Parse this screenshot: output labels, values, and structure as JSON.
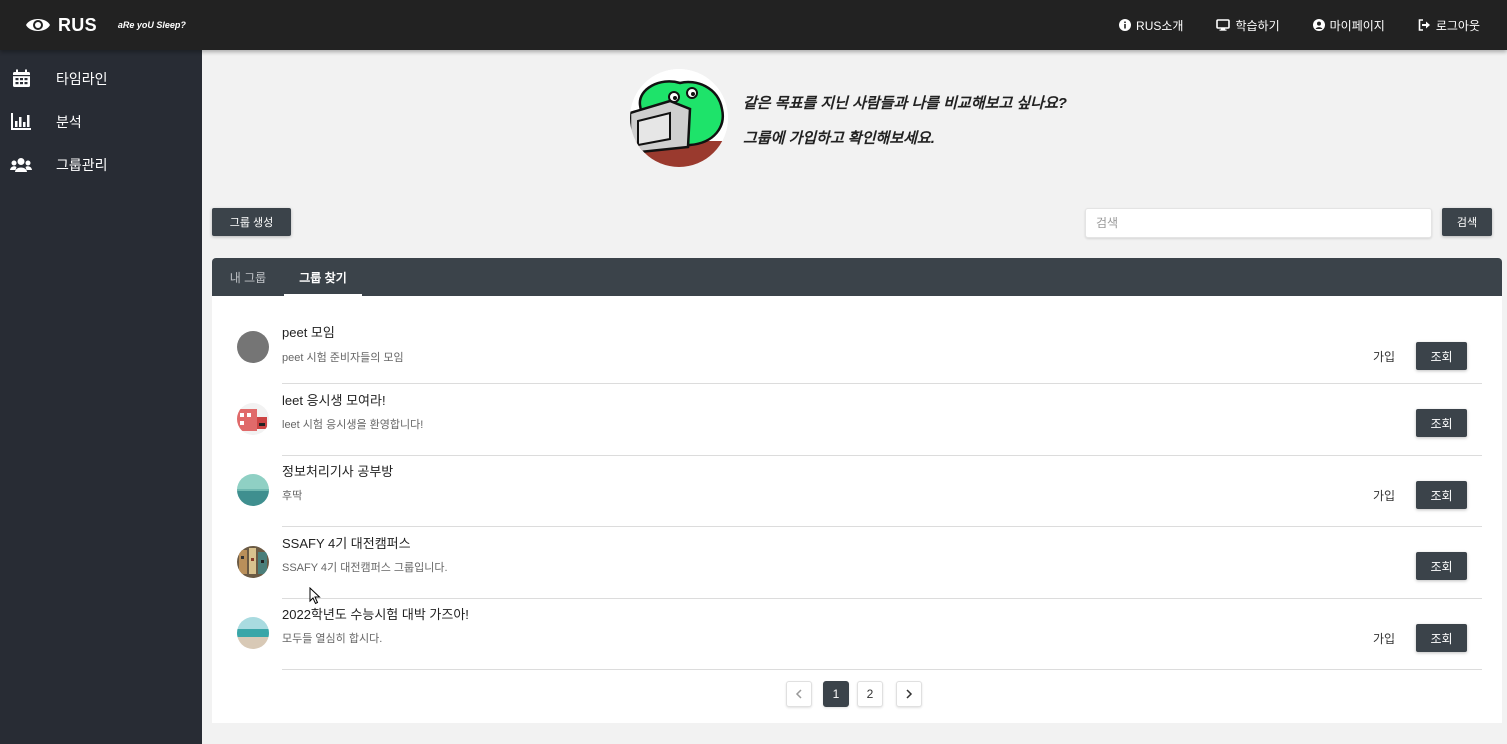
{
  "topbar": {
    "brand": "RUS",
    "tagline": "aRe yoU Sleep?",
    "nav": [
      {
        "label": "RUS소개",
        "icon": "info-icon"
      },
      {
        "label": "학습하기",
        "icon": "monitor-icon"
      },
      {
        "label": "마이페이지",
        "icon": "user-circle-icon"
      },
      {
        "label": "로그아웃",
        "icon": "logout-icon"
      }
    ]
  },
  "sidebar": {
    "items": [
      {
        "label": "타임라인",
        "icon": "calendar-icon"
      },
      {
        "label": "분석",
        "icon": "bar-chart-icon"
      },
      {
        "label": "그룹관리",
        "icon": "users-icon"
      }
    ]
  },
  "hero": {
    "line1": "같은 목표를 지닌 사람들과 나를 비교해보고 싶나요?",
    "line2": "그룹에 가입하고 확인해보세요."
  },
  "actions": {
    "create_label": "그룹 생성",
    "search_placeholder": "검색",
    "search_value": "",
    "search_label": "검색"
  },
  "tabs": [
    {
      "label": "내 그룹",
      "active": false
    },
    {
      "label": "그룹 찾기",
      "active": true
    }
  ],
  "groups": [
    {
      "title": "peet 모임",
      "desc": "peet 시험 준비자들의 모임",
      "join": "가입",
      "view": "조회"
    },
    {
      "title": "leet 응시생 모여라!",
      "desc": "leet 시험 응시생을 환영합니다!",
      "join": "",
      "view": "조회"
    },
    {
      "title": "정보처리기사 공부방",
      "desc": "후딱",
      "join": "가입",
      "view": "조회"
    },
    {
      "title": "SSAFY 4기 대전캠퍼스",
      "desc": "SSAFY 4기 대전캠퍼스 그룹입니다.",
      "join": "",
      "view": "조회"
    },
    {
      "title": "2022학년도 수능시험 대박 가즈아!",
      "desc": "모두들 열심히 합시다.",
      "join": "가입",
      "view": "조회"
    }
  ],
  "pagination": {
    "pages": [
      "1",
      "2"
    ],
    "current": "1",
    "prev_icon": "chevron-left-icon",
    "next_icon": "chevron-right-icon"
  },
  "colors": {
    "topbar": "#222222",
    "sidebar": "#282c34",
    "button": "#3b434a",
    "page_bg": "#f2f2f2"
  }
}
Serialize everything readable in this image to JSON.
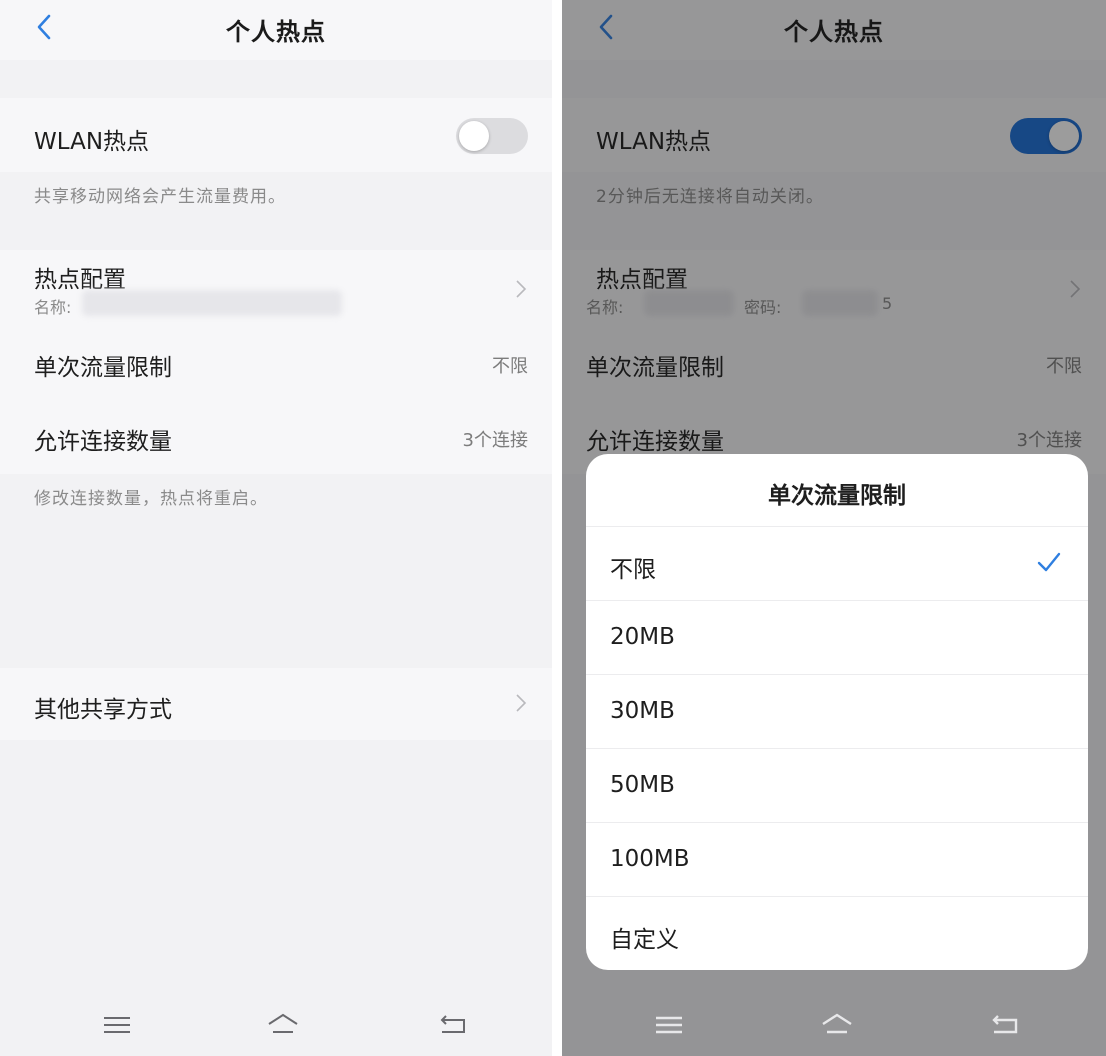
{
  "left": {
    "title": "个人热点",
    "wlan_label": "WLAN热点",
    "wlan_note": "共享移动网络会产生流量费用。",
    "hotspot_config_label": "热点配置",
    "hotspot_config_sub": "名称:",
    "data_limit_label": "单次流量限制",
    "data_limit_value": "不限",
    "connections_label": "允许连接数量",
    "connections_value": "3个连接",
    "connections_note": "修改连接数量，热点将重启。",
    "other_share_label": "其他共享方式"
  },
  "right": {
    "title": "个人热点",
    "wlan_label": "WLAN热点",
    "wlan_note": "2分钟后无连接将自动关闭。",
    "hotspot_config_label": "热点配置",
    "hotspot_config_sub_name": "名称:",
    "hotspot_config_sub_password": "密码:",
    "hotspot_config_sub_tail": "5",
    "data_limit_label": "单次流量限制",
    "data_limit_value": "不限",
    "connections_label": "允许连接数量",
    "connections_value": "3个连接"
  },
  "dialog": {
    "title": "单次流量限制",
    "options": [
      "不限",
      "20MB",
      "30MB",
      "50MB",
      "100MB",
      "自定义"
    ],
    "selected_index": 0
  },
  "colors": {
    "accent": "#1a6ed8",
    "back_arrow": "#2f7fe0"
  },
  "icons": {
    "back": "back-icon",
    "chevron": "chevron-right-icon",
    "check": "check-icon",
    "nav_menu": "menu-icon",
    "nav_home": "home-icon",
    "nav_back": "back-nav-icon"
  },
  "toggles": {
    "left_wlan": false,
    "right_wlan": true
  }
}
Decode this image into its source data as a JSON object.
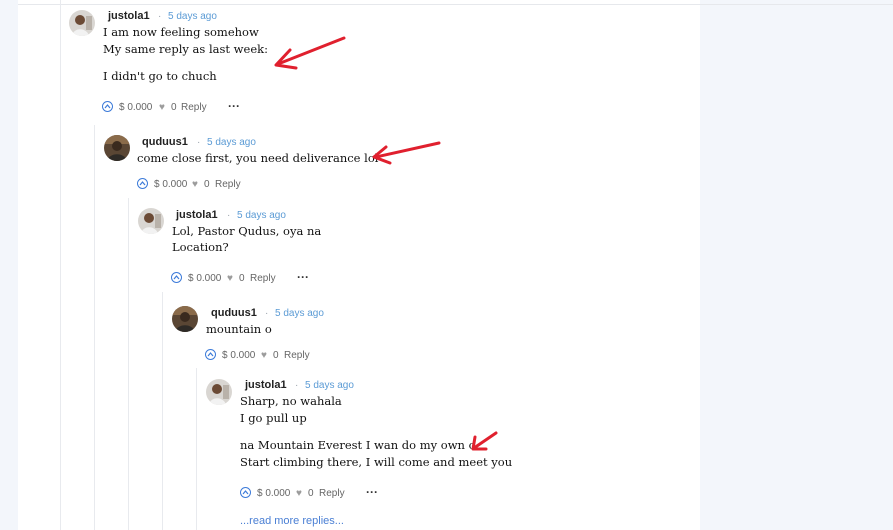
{
  "comments": [
    {
      "author": "justola1",
      "time": "5 days ago",
      "lines": [
        "I am now feeling somehow",
        "My same reply as last week:",
        "I didn't go to chuch"
      ],
      "amount": "$ 0.000",
      "likes": "0",
      "reply": "Reply"
    },
    {
      "author": "quduus1",
      "time": "5 days ago",
      "lines": [
        "come close first, you need deliverance lol"
      ],
      "amount": "$ 0.000",
      "likes": "0",
      "reply": "Reply"
    },
    {
      "author": "justola1",
      "time": "5 days ago",
      "lines": [
        "Lol, Pastor Qudus, oya na",
        "Location?"
      ],
      "amount": "$ 0.000",
      "likes": "0",
      "reply": "Reply"
    },
    {
      "author": "quduus1",
      "time": "5 days ago",
      "lines": [
        "mountain o"
      ],
      "amount": "$ 0.000",
      "likes": "0",
      "reply": "Reply"
    },
    {
      "author": "justola1",
      "time": "5 days ago",
      "lines": [
        "Sharp, no wahala",
        "I go pull up",
        "na Mountain Everest I wan do my own o",
        "Start climbing there, I will come and meet you"
      ],
      "amount": "$ 0.000",
      "likes": "0",
      "reply": "Reply"
    }
  ],
  "read_more": "...read more replies...",
  "icons": {
    "upvote": "upvote-circle-icon",
    "like": "heart-icon",
    "more": "more-dots-icon",
    "annotation": "red-arrow-annotation"
  },
  "colors": {
    "time": "#5b9bd5",
    "upvote": "#3d7bd9",
    "arrow": "#e0202e",
    "link": "#4a7fd4"
  }
}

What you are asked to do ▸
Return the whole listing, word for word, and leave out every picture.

Your solution ▸
Parse this screenshot: output labels, values, and structure as JSON.
{
  "topbar": {
    "brand": "RUS",
    "tagline": "aRe yoU Sleep?",
    "nav": [
      {
        "label": "RUS소개",
        "icon": "info-icon"
      },
      {
        "label": "학습하기",
        "icon": "monitor-icon"
      },
      {
        "label": "마이페이지",
        "icon": "user-circle-icon"
      },
      {
        "label": "로그아웃",
        "icon": "logout-icon"
      }
    ]
  },
  "sidebar": {
    "items": [
      {
        "label": "타임라인",
        "icon": "calendar-icon"
      },
      {
        "label": "분석",
        "icon": "bar-chart-icon"
      },
      {
        "label": "그룹관리",
        "icon": "users-icon"
      }
    ]
  },
  "hero": {
    "line1": "같은 목표를 지닌 사람들과 나를 비교해보고 싶나요?",
    "line2": "그룹에 가입하고 확인해보세요."
  },
  "actions": {
    "create_label": "그룹 생성",
    "search_placeholder": "검색",
    "search_value": "",
    "search_label": "검색"
  },
  "tabs": [
    {
      "label": "내 그룹",
      "active": false
    },
    {
      "label": "그룹 찾기",
      "active": true
    }
  ],
  "groups": [
    {
      "title": "peet 모임",
      "desc": "peet 시험 준비자들의 모임",
      "join": "가입",
      "view": "조회"
    },
    {
      "title": "leet 응시생 모여라!",
      "desc": "leet 시험 응시생을 환영합니다!",
      "join": "",
      "view": "조회"
    },
    {
      "title": "정보처리기사 공부방",
      "desc": "후딱",
      "join": "가입",
      "view": "조회"
    },
    {
      "title": "SSAFY 4기 대전캠퍼스",
      "desc": "SSAFY 4기 대전캠퍼스 그룹입니다.",
      "join": "",
      "view": "조회"
    },
    {
      "title": "2022학년도 수능시험 대박 가즈아!",
      "desc": "모두들 열심히 합시다.",
      "join": "가입",
      "view": "조회"
    }
  ],
  "pagination": {
    "pages": [
      "1",
      "2"
    ],
    "current": "1",
    "prev_icon": "chevron-left-icon",
    "next_icon": "chevron-right-icon"
  },
  "colors": {
    "topbar": "#222222",
    "sidebar": "#282c34",
    "button": "#3b434a",
    "page_bg": "#f2f2f2"
  }
}
Serialize everything readable in this image to JSON.
{
  "left": {
    "title": "个人热点",
    "wlan_label": "WLAN热点",
    "wlan_note": "共享移动网络会产生流量费用。",
    "hotspot_config_label": "热点配置",
    "hotspot_config_sub": "名称:",
    "data_limit_label": "单次流量限制",
    "data_limit_value": "不限",
    "connections_label": "允许连接数量",
    "connections_value": "3个连接",
    "connections_note": "修改连接数量，热点将重启。",
    "other_share_label": "其他共享方式"
  },
  "right": {
    "title": "个人热点",
    "wlan_label": "WLAN热点",
    "wlan_note": "2分钟后无连接将自动关闭。",
    "hotspot_config_label": "热点配置",
    "hotspot_config_sub_name": "名称:",
    "hotspot_config_sub_password": "密码:",
    "hotspot_config_sub_tail": "5",
    "data_limit_label": "单次流量限制",
    "data_limit_value": "不限",
    "connections_label": "允许连接数量",
    "connections_value": "3个连接"
  },
  "dialog": {
    "title": "单次流量限制",
    "options": [
      "不限",
      "20MB",
      "30MB",
      "50MB",
      "100MB",
      "自定义"
    ],
    "selected_index": 0
  },
  "colors": {
    "accent": "#1a6ed8",
    "back_arrow": "#2f7fe0"
  },
  "icons": {
    "back": "back-icon",
    "chevron": "chevron-right-icon",
    "check": "check-icon",
    "nav_menu": "menu-icon",
    "nav_home": "home-icon",
    "nav_back": "back-nav-icon"
  },
  "toggles": {
    "left_wlan": false,
    "right_wlan": true
  }
}
Decode this image into its source data as a JSON object.
{
  "comments": [
    {
      "author": "justola1",
      "time": "5 days ago",
      "lines": [
        "I am now feeling somehow",
        "My same reply as last week:",
        "I didn't go to chuch"
      ],
      "amount": "$ 0.000",
      "likes": "0",
      "reply": "Reply"
    },
    {
      "author": "quduus1",
      "time": "5 days ago",
      "lines": [
        "come close first, you need deliverance lol"
      ],
      "amount": "$ 0.000",
      "likes": "0",
      "reply": "Reply"
    },
    {
      "author": "justola1",
      "time": "5 days ago",
      "lines": [
        "Lol, Pastor Qudus, oya na",
        "Location?"
      ],
      "amount": "$ 0.000",
      "likes": "0",
      "reply": "Reply"
    },
    {
      "author": "quduus1",
      "time": "5 days ago",
      "lines": [
        "mountain o"
      ],
      "amount": "$ 0.000",
      "likes": "0",
      "reply": "Reply"
    },
    {
      "author": "justola1",
      "time": "5 days ago",
      "lines": [
        "Sharp, no wahala",
        "I go pull up",
        "na Mountain Everest I wan do my own o",
        "Start climbing there, I will come and meet you"
      ],
      "amount": "$ 0.000",
      "likes": "0",
      "reply": "Reply"
    }
  ],
  "read_more": "...read more replies...",
  "icons": {
    "upvote": "upvote-circle-icon",
    "like": "heart-icon",
    "more": "more-dots-icon",
    "annotation": "red-arrow-annotation"
  },
  "colors": {
    "time": "#5b9bd5",
    "upvote": "#3d7bd9",
    "arrow": "#e0202e",
    "link": "#4a7fd4"
  }
}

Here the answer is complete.